While I agree with Nina that the gesture of dying along with his terminally ill wife was insanely romantic , in my book, Sir Edward Downes was also insane. The expensive (Dignitas, the Zurich clinic that administered the deadly barbiturate cocktail charges about $6,570 each) and dramatic assisted suicide pact of the distinguished British orchestra conductor and his wife strikes me as, sorry to say, overkill.
My husband and I both work at home, and there are entire days we speak to nobody but each other. After reading the story this morning of the Downes’ decision to die together, I told him that, though I love him dearly, he needn’t come with me when I cross into eternity. “Actually,” I joked, “I’ll need the quiet.”

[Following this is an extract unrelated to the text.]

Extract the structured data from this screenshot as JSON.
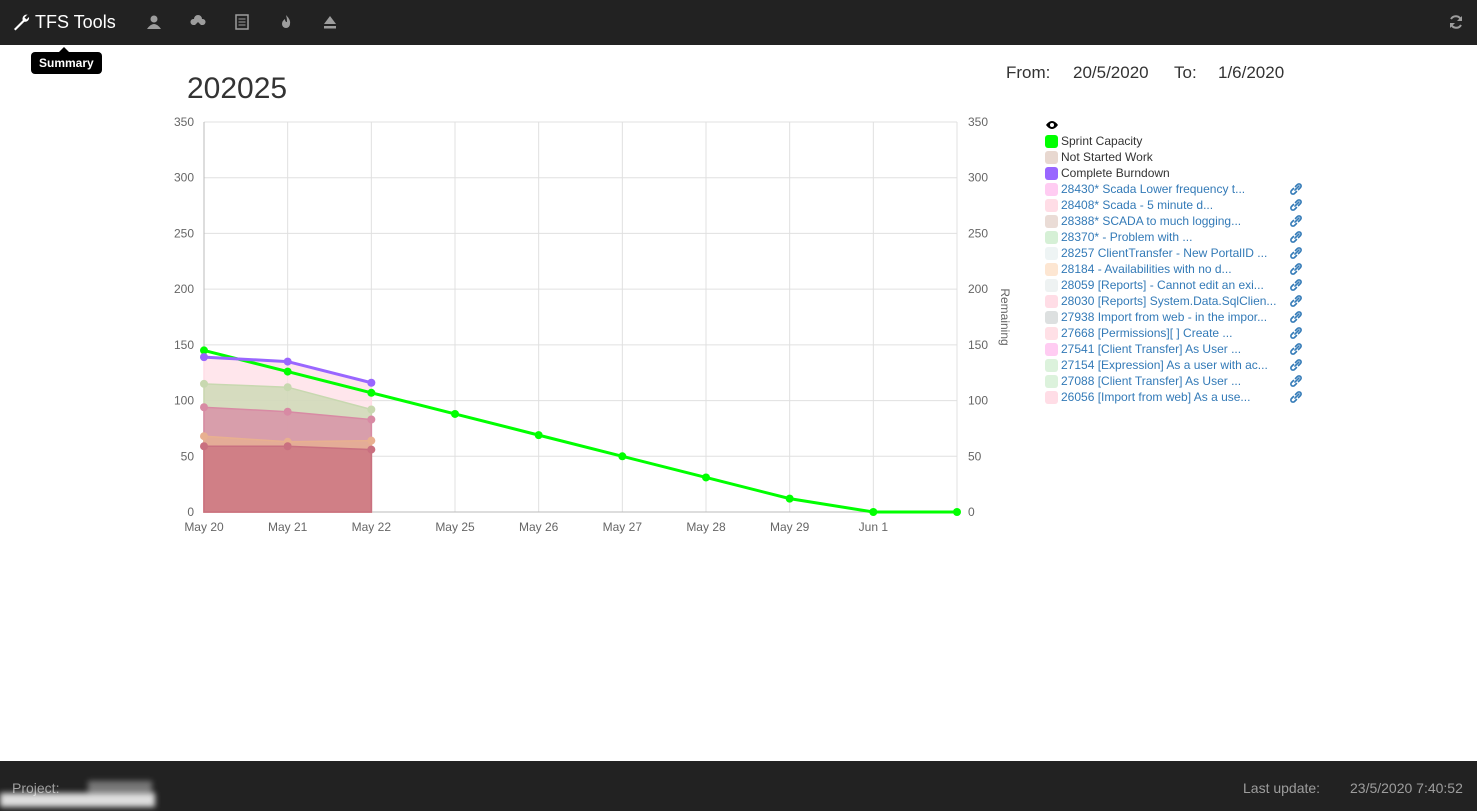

In truth, I think it would be unusually cruel to our children to lose both parents on the same day. As Kerry points out, death is our universal prognosis , but each in our own time. Until then, when we lose a loved one, we are obligated to mourn, keep our dear ones in our hearts and memories, and soldier on. The Downes’ son, Caractacus , and daughter, Boudicca , accompanied the older pair to their Swiss death beds, and though both were named for legendary warriors, presumably the two feel a deep human loss for their parents. I understand the shared devotion of the elderly couple, happily married for 54 years. But no matter how deep our love for one another, allegiance must be to the living.
Photograph of doctor by Getty Images.